Give It Some Time: 3 Signs You’re Not Ready For A Relationship
Everyone wants a relationship. I mean, who wouldn’t? There’s a sense of completion you can’t describe when you walk down a busy walkway and the woman on your arm turns about three heads.
Like everything in life, relationships are something we hurry into because of its immediate allure — the attention, the companionship, the fun. We know we want a girl, but we don’t know why we want her.
A big part of men’s problem with women, whether it’s the relationship, the pursuit, or even in the beginning stages of getting to know her, is that we assume we’re just always ready for a relationship.
We think relationships are about being ready to share your life, but it’s much deeper than having time to take someone to the movies or the money to make a birthday extra special.
A relationship is about being mentally healthy as an individual so you can be headstrong in a relationship, it’s about loving yourself wholly so you can love others fully, and it’s about having a life of your own so you won’t get caught up making one individual your whole world.
It’s easy to blame everyone else when things go wrong in a relationship, not only because it’s an uncomfortable responsibility to bear, but because we straight up don’t know where we went wrong.
When you evaluate if you’re ready for a relationship, you will not only avoid wasting time, but you’ll learn more about what’s best for you in relationships to come.
With these three checks, you’ll be able to determine if you are relationship ready or if you need to go another season alone.
Looking For Completion
One of the most damaging concepts to the culture of dating came from one of the greatest romantic comedies of all-time. When Tom Cruise uttered “You complete me” to his love interest in the film Jerry Maguire, women and men everywhere thought they had their go-to line.
For some reason, the idea of needing another individual to complete who you are has become widely adopted in the dating world. I hear guys say all the time how they operate and think better with a woman by their side and I hear women stating how they can’t live without their man. I had no clue it was that deep.
No one is knocking the immediate alleviation and support a significant other provides — no one is disputing the science behind the stress relieving capabilities of a lover. But when you enter in a relationship needing affirmations of self-confidence, purpose, and worth, it’s as red a flag as any that you should sit out this disaster waiting to happen.
When we feed off the compliments and attention of others, it becomes the only way we know how to fill those voids. Taking time to make sure we are completely secure in the person we look at in the mirror should be a check before anyone makes their next commitment.
Brokenness can come from anywhere and can look many different ways.

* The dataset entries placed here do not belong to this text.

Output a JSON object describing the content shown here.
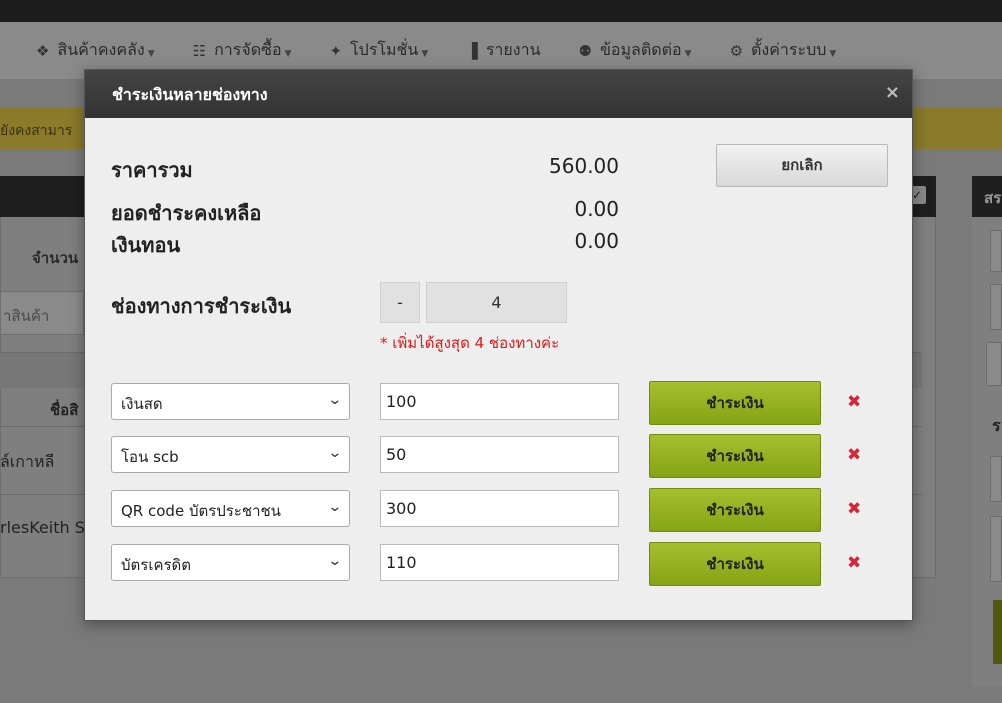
{
  "nav": {
    "items": [
      {
        "icon": "cubes-icon",
        "glyph": "❖",
        "label": "สินค้าคงคลัง",
        "dropdown": true
      },
      {
        "icon": "document-icon",
        "glyph": "☷",
        "label": "การจัดซื้อ",
        "dropdown": true
      },
      {
        "icon": "gift-icon",
        "glyph": "✦",
        "label": "โปรโมชั่น",
        "dropdown": true
      },
      {
        "icon": "bar-chart-icon",
        "glyph": "▐",
        "label": "รายงาน",
        "dropdown": false
      },
      {
        "icon": "users-icon",
        "glyph": "⚉",
        "label": "ข้อมูลติดต่อ",
        "dropdown": true
      },
      {
        "icon": "gear-icon",
        "glyph": "⚙",
        "label": "ตั้งค่าระบบ",
        "dropdown": true
      }
    ]
  },
  "background": {
    "alert_text": "ยังคงสามาร",
    "qty_label": "จำนวน",
    "search_placeholder": "าสินค้า",
    "col_name": "ชื่อสิ",
    "row1": "ล์เกาหลี",
    "row2": "rlesKeith S",
    "right_head": "สร",
    "right_text": "ร"
  },
  "modal": {
    "title": "ชำระเงินหลายช่องทาง",
    "close_glyph": "×",
    "summary": {
      "total_label": "ราคารวม",
      "total_value": "560.00",
      "remaining_label": "ยอดชำระคงเหลือ",
      "remaining_value": "0.00",
      "change_label": "เงินทอน",
      "change_value": "0.00"
    },
    "cancel_label": "ยกเลิก",
    "channels_label": "ช่องทางการชำระเงิน",
    "stepper_minus": "-",
    "channel_count": "4",
    "max_note": "* เพิ่มได้สูงสุด 4 ช่องทางค่ะ",
    "pay_label": "ชำระเงิน",
    "delete_glyph": "✖",
    "payments": [
      {
        "method": "เงินสด",
        "amount": "100"
      },
      {
        "method": "โอน scb",
        "amount": "50"
      },
      {
        "method": "QR code บัตรประชาชน",
        "amount": "300"
      },
      {
        "method": "บัตรเครดิต",
        "amount": "110"
      }
    ]
  }
}
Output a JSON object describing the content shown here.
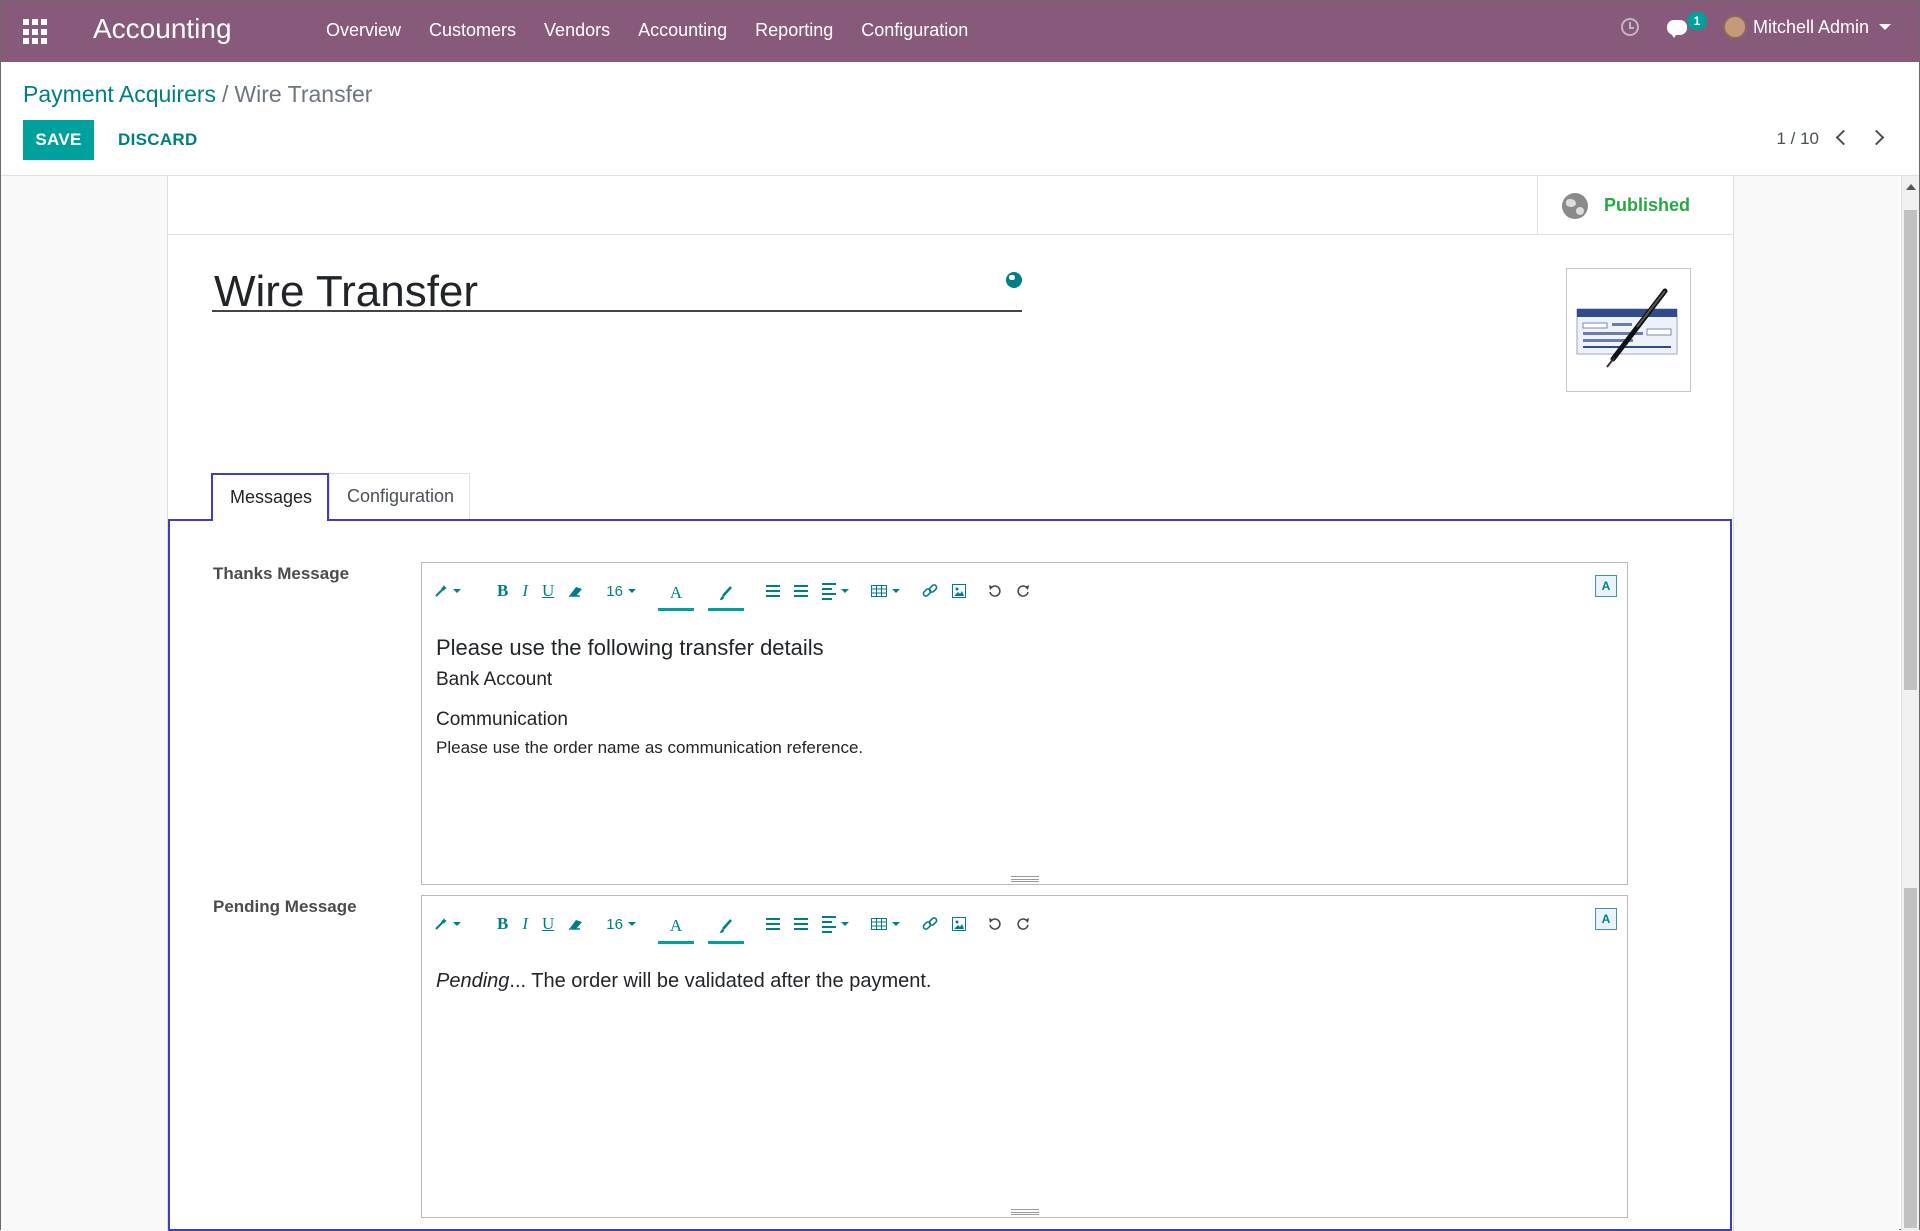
{
  "navbar": {
    "app_name": "Accounting",
    "menu": [
      "Overview",
      "Customers",
      "Vendors",
      "Accounting",
      "Reporting",
      "Configuration"
    ],
    "messages_badge": "1",
    "user_name": "Mitchell Admin"
  },
  "breadcrumb": {
    "parent": "Payment Acquirers",
    "separator": "/",
    "current": "Wire Transfer"
  },
  "actions": {
    "save": "SAVE",
    "discard": "DISCARD"
  },
  "pager": {
    "value": "1 / 10"
  },
  "form": {
    "published_label": "Published",
    "name": "Wire Transfer",
    "tabs": [
      "Messages",
      "Configuration"
    ],
    "thanks_label": "Thanks Message",
    "pending_label": "Pending Message",
    "font_size": "16",
    "thanks_lines": [
      "Please use the following transfer details",
      "Bank Account",
      "Communication",
      "Please use the order name as communication reference."
    ],
    "pending_italic": "Pending",
    "pending_rest": "... The order will be validated after the payment."
  },
  "colors": {
    "navbar": "#875a7b",
    "primary": "#00a09d",
    "link": "#017e84",
    "published": "#28a745",
    "active_tab_border": "#3d3dbd"
  },
  "icons": [
    "apps-grid-icon",
    "clock-icon",
    "chat-icon",
    "chevron-left-icon",
    "chevron-right-icon",
    "globe-icon",
    "magic-wand-icon",
    "eraser-icon",
    "unordered-list-icon",
    "ordered-list-icon",
    "align-icon",
    "table-icon",
    "link-icon",
    "image-icon",
    "undo-icon",
    "redo-icon",
    "translate-icon"
  ]
}
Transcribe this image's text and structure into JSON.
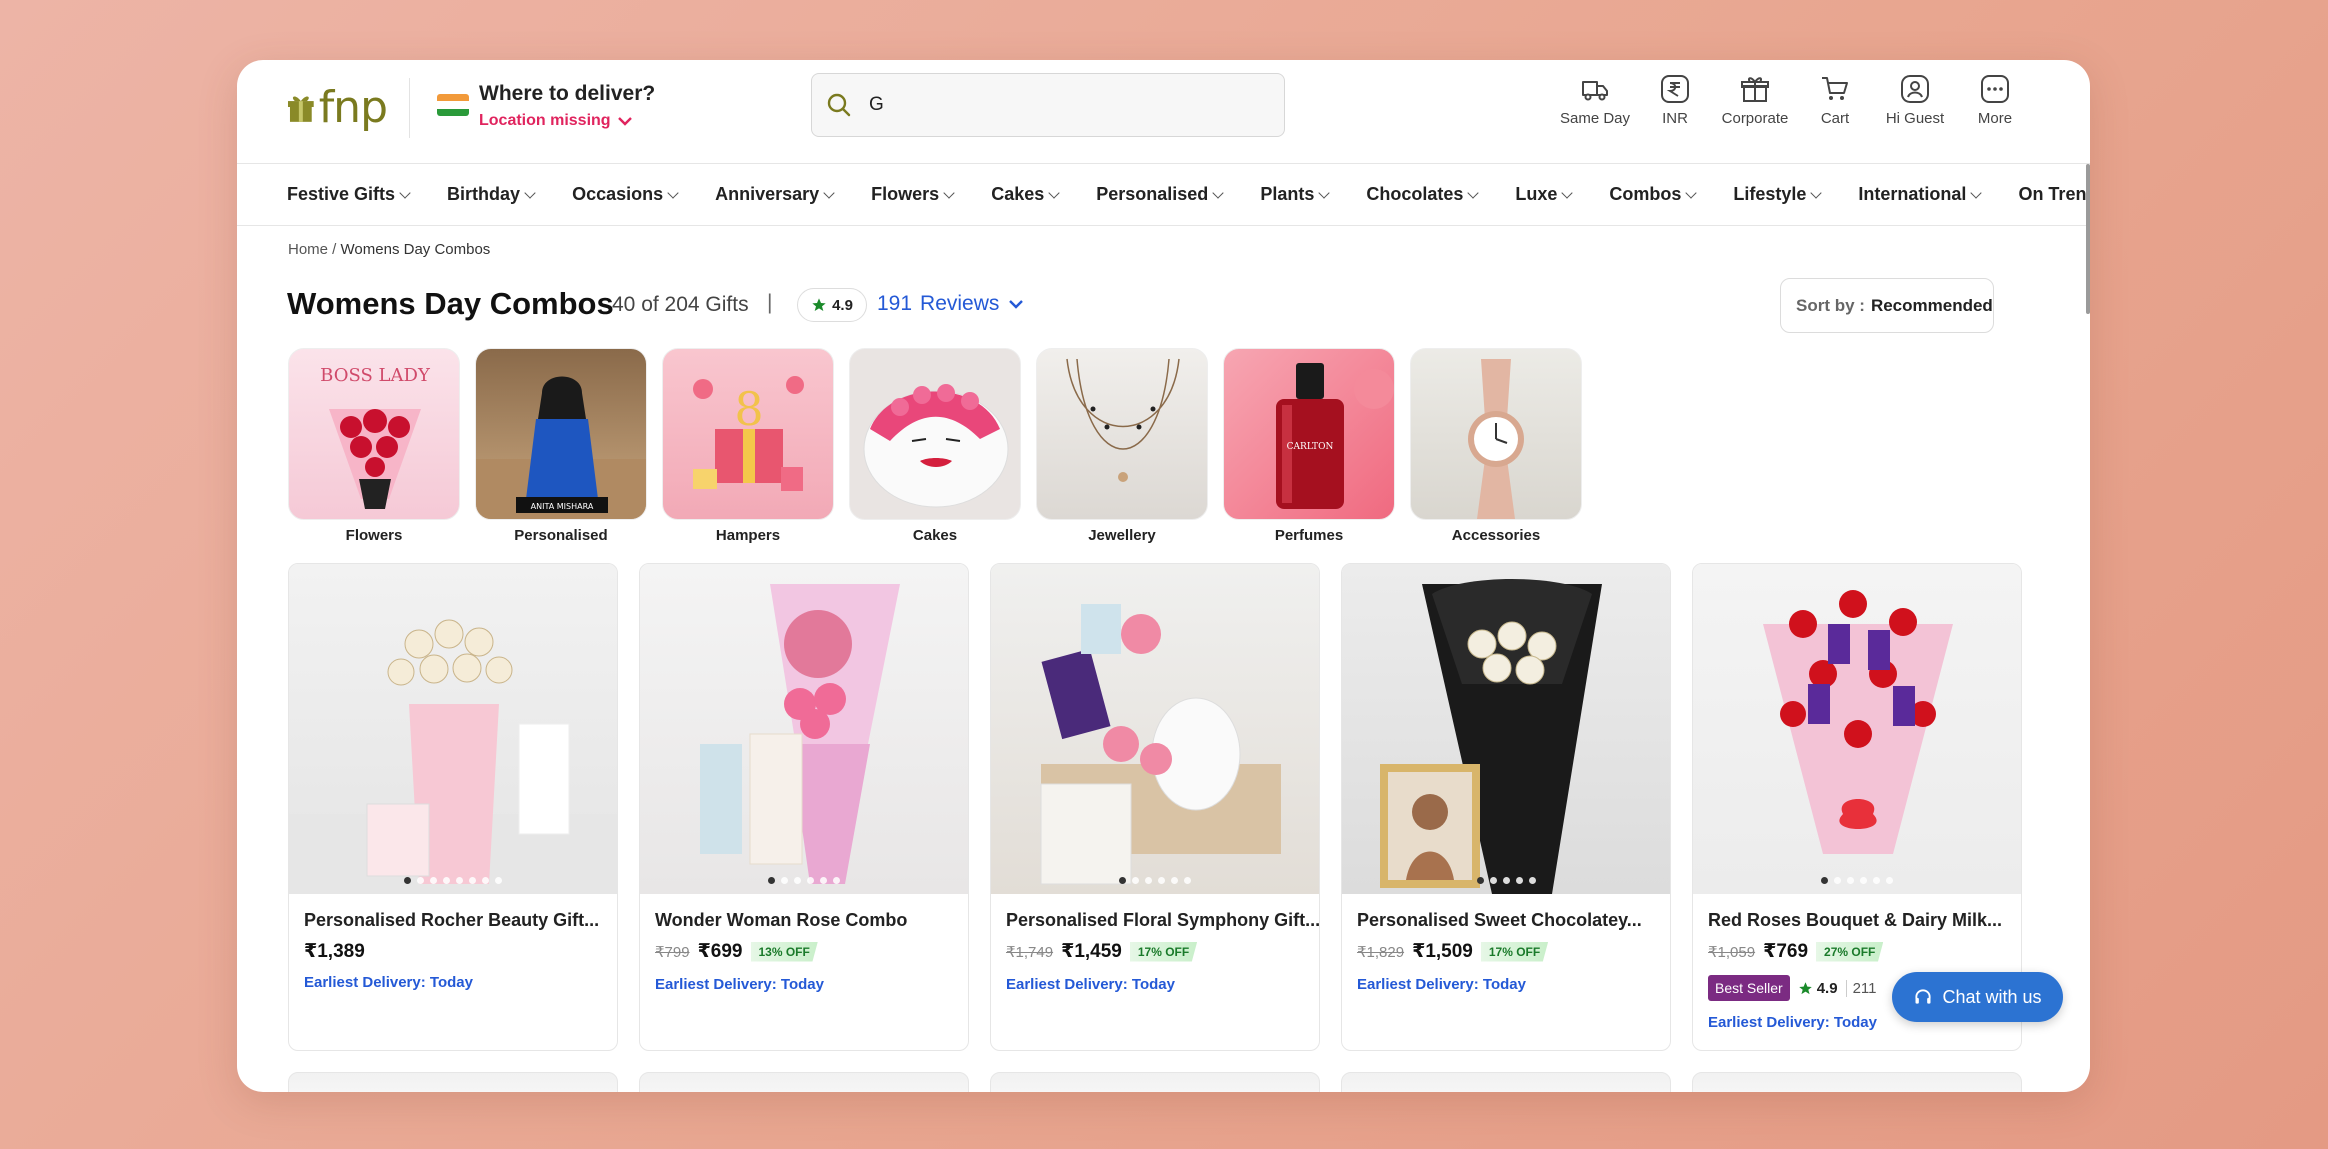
{
  "header": {
    "logo_text": "fnp",
    "deliver_title": "Where to deliver?",
    "deliver_sub": "Location missing",
    "search_value": "G",
    "tools": [
      {
        "label": "Same Day",
        "icon": "truck-icon"
      },
      {
        "label": "INR",
        "icon": "rupee-icon"
      },
      {
        "label": "Corporate",
        "icon": "gift-box-icon"
      },
      {
        "label": "Cart",
        "icon": "cart-icon"
      },
      {
        "label": "Hi Guest",
        "icon": "user-icon"
      },
      {
        "label": "More",
        "icon": "more-icon"
      }
    ]
  },
  "nav": [
    "Festive Gifts",
    "Birthday",
    "Occasions",
    "Anniversary",
    "Flowers",
    "Cakes",
    "Personalised",
    "Plants",
    "Chocolates",
    "Luxe",
    "Combos",
    "Lifestyle",
    "International",
    "On Trend"
  ],
  "breadcrumb": {
    "home": "Home",
    "separator": " / ",
    "current": "Womens Day Combos"
  },
  "page": {
    "title": "Womens Day Combos",
    "count": "40 of 204 Gifts",
    "separator": "|",
    "rating": "4.9",
    "reviews_count": "191",
    "reviews_label": "Reviews",
    "sort_label": "Sort by :",
    "sort_value": "Recommended"
  },
  "categories": [
    "Flowers",
    "Personalised",
    "Hampers",
    "Cakes",
    "Jewellery",
    "Perfumes",
    "Accessories"
  ],
  "category_image_text": {
    "boss_lady": "BOSS LADY",
    "name_tag": "ANITA MISHARA",
    "perfume_brand": "CARLTON"
  },
  "products": [
    {
      "name": "Personalised Rocher Beauty Gift...",
      "mrp": "",
      "price": "₹1,389",
      "off": "",
      "delivery": "Earliest Delivery: Today"
    },
    {
      "name": "Wonder Woman Rose Combo",
      "mrp": "₹799",
      "price": "₹699",
      "off": "13% OFF",
      "delivery": "Earliest Delivery: Today"
    },
    {
      "name": "Personalised Floral Symphony Gift...",
      "mrp": "₹1,749",
      "price": "₹1,459",
      "off": "17% OFF",
      "delivery": "Earliest Delivery: Today"
    },
    {
      "name": "Personalised Sweet Chocolatey...",
      "mrp": "₹1,829",
      "price": "₹1,509",
      "off": "17% OFF",
      "delivery": "Earliest Delivery: Today"
    },
    {
      "name": "Red Roses Bouquet & Dairy Milk...",
      "mrp": "₹1,059",
      "price": "₹769",
      "off": "27% OFF",
      "delivery": "Earliest Delivery: Today",
      "badge": "Best Seller",
      "rating": "4.9",
      "rating_count": "211"
    }
  ],
  "chat": {
    "label": "Chat with us"
  },
  "colors": {
    "accent_pink": "#e0245e",
    "link_blue": "#2459d6",
    "chat_blue": "#2c73d2",
    "badge_purple": "#7b2b82",
    "logo_olive": "#7a7a1f",
    "star_green": "#1a8a2a"
  }
}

No one is “wrong” for being broken and it’s surely nothing you should have to apologize for. However, it’s necessary to check to make sure you’re in the proper emotional state to take on a relationship.
Too often we take scars from family, work, or even past relationships and bring them into whatever relationship we’re in. It’s unfair to who we’re with, but we use our past to bash them; often times when they’re one person who is there for us.
Taking time to ensure we’re healed from external situations is a fundamental aspect of pre-dating that not nearly enough of us take up. We can’t keep using someone’s unconditional love to cover up the pain of a distant father or the mistrust of an ex.
We have to come to a relationship in tip-top shape, if not for the sake of the innocent heart, for the sake of our own.
You’re Just Exiting A Relationship
The most important and easiest check to take into consideration before entering a relationship is how much time has passed since your most recent break. Yet, it’s the one check that is the most over-looked and flat-out disregarded.
Relationships are a constantly depleting process. It’s a union where two individuals look to each other for fulfillment, which is fine, as long as there’s someone that pours back into you. What this means is that as long as you’re with a significant other, your identity will be contingent on their perspective, as well as theirs on yours. This is why redefining how you see yourself and where you derive your value is imperative before engaging in such a strenuous process again.
The turnover time between relationships is something only you can determine — no one but you can say what you’re ready for. With that in mind, we should understand the importance of post-relationship restoration and that we’re making sure we look after our emotional well-being.
Before entering your next relationship, exercise some self-control so you can properly assess whether you’re ready for that kind of commitment.
Once we grasp how crucial it is making sure we’re relationship-ready, we’ll be wary of jumping into anything that “feels” right.
We can avoid so much drama by doing the emotional groundwork ahead of time. When we take the time to check ourselves, our relationships going ahead will be much more successful.